[Items from an interface collection]
[Start of section]

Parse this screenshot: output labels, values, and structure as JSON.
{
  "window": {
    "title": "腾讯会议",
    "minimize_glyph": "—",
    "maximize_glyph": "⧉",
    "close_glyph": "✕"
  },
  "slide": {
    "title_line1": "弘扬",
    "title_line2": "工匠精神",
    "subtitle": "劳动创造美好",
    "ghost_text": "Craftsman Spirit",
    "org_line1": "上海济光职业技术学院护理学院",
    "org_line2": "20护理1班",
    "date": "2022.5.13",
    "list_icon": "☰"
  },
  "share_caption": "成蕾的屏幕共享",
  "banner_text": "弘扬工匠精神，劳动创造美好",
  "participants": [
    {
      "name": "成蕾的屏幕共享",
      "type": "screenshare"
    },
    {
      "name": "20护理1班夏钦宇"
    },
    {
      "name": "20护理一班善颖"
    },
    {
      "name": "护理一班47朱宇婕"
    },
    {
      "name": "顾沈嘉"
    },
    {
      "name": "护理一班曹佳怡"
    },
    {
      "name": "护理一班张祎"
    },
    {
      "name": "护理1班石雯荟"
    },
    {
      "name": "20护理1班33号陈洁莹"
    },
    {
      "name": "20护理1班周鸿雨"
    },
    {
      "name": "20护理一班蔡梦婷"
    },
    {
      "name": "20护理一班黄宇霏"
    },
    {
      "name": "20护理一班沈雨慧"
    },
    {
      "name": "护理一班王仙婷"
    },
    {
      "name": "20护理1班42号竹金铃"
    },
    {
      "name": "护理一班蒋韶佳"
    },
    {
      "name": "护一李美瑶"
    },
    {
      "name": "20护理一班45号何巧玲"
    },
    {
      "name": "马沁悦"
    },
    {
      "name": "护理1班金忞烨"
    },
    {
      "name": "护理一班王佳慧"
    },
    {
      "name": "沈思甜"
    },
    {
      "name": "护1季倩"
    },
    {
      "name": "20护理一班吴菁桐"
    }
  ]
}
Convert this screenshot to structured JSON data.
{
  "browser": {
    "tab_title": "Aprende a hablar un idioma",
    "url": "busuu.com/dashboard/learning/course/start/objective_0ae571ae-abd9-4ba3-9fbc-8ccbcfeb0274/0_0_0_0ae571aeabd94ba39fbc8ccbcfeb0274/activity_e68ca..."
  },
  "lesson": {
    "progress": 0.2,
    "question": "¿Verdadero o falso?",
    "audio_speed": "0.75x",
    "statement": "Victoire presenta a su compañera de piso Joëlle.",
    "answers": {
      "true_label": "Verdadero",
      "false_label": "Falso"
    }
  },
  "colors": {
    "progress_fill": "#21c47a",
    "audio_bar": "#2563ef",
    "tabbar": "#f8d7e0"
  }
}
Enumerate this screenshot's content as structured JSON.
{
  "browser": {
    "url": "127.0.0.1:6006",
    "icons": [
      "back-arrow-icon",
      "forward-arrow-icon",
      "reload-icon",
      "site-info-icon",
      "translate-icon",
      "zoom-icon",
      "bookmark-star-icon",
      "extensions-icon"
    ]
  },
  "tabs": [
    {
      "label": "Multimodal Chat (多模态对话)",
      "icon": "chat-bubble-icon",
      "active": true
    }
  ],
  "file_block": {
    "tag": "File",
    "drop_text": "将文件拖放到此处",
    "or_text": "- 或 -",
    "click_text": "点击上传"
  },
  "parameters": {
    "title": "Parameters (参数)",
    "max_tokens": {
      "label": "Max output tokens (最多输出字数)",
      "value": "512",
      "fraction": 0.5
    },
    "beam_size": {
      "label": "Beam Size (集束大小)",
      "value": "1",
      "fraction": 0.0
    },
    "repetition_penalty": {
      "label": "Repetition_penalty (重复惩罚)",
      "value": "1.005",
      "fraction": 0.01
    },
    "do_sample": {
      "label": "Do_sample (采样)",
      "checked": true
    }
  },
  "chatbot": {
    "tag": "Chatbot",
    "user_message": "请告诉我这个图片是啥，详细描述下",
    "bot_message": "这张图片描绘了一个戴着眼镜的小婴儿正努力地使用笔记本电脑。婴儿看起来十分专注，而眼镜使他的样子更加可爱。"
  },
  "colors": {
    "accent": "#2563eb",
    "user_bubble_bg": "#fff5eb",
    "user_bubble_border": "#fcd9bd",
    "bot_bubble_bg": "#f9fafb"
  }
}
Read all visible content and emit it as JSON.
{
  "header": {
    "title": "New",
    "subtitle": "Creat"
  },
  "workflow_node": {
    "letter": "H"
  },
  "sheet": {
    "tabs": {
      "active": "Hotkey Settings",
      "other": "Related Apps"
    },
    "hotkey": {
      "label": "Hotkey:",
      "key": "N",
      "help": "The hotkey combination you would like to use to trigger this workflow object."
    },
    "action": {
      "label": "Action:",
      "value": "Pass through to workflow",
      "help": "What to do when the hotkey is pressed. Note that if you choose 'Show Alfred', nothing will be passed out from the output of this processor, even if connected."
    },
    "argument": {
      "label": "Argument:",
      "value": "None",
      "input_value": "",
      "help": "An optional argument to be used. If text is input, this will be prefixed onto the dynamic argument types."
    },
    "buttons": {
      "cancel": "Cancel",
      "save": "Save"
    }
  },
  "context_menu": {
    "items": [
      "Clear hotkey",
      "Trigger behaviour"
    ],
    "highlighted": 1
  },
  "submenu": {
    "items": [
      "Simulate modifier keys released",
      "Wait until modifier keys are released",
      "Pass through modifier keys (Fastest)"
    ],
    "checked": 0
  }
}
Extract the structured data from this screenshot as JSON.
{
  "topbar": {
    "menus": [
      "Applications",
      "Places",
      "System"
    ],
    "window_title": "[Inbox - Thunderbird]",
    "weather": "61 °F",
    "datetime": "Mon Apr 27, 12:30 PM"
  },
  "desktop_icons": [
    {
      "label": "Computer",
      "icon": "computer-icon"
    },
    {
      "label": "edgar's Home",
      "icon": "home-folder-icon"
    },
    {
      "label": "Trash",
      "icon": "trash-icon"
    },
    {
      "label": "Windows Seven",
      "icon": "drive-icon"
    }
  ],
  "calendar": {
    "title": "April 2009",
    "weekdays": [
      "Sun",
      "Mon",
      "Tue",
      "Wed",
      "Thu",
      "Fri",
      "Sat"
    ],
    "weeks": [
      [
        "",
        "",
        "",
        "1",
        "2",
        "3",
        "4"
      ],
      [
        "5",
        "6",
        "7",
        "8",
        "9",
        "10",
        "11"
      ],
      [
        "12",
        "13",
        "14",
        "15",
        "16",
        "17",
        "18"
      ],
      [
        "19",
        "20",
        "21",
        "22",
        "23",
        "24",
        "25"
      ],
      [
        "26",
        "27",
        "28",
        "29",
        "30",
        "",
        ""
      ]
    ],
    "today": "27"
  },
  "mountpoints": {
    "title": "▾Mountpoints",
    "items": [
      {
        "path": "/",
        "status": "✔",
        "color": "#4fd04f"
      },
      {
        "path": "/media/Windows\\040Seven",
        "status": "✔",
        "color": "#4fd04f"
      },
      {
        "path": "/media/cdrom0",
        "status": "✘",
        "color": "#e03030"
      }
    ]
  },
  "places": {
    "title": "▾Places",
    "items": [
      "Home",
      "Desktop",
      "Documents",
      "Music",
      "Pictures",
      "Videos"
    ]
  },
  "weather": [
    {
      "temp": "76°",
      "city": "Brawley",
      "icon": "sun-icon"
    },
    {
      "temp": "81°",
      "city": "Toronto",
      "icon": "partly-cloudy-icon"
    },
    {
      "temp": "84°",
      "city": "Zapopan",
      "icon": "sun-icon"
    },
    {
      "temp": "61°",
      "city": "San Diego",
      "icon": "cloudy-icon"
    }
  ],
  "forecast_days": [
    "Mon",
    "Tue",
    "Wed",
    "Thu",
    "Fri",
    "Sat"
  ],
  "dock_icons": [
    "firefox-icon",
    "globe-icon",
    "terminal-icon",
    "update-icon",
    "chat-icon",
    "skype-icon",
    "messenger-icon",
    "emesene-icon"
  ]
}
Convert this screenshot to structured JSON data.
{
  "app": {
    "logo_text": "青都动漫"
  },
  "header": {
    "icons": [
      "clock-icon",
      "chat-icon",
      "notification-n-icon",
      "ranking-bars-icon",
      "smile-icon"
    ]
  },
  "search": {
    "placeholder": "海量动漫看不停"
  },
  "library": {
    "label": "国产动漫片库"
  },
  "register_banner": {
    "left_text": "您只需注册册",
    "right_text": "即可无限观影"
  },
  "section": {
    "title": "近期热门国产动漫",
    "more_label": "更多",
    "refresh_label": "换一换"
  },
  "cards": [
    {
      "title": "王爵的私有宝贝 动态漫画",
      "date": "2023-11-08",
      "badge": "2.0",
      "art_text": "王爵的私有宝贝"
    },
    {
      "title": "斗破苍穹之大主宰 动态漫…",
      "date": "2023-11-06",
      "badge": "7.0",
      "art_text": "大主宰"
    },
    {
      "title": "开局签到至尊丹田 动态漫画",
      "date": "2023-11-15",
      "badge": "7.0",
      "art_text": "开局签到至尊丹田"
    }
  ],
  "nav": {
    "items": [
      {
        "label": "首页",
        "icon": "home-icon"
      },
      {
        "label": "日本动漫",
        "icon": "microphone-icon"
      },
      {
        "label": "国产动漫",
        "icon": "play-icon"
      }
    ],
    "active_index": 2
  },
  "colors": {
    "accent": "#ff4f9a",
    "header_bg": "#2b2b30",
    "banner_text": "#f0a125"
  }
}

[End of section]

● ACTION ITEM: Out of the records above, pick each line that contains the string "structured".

● ANSWER TO THE EXERCISE:
Convert this screenshot to structured JSON data.
Enumerate this screenshot's content as structured JSON.
Extract the structured data from this screenshot as JSON.
Convert this screenshot to structured JSON data.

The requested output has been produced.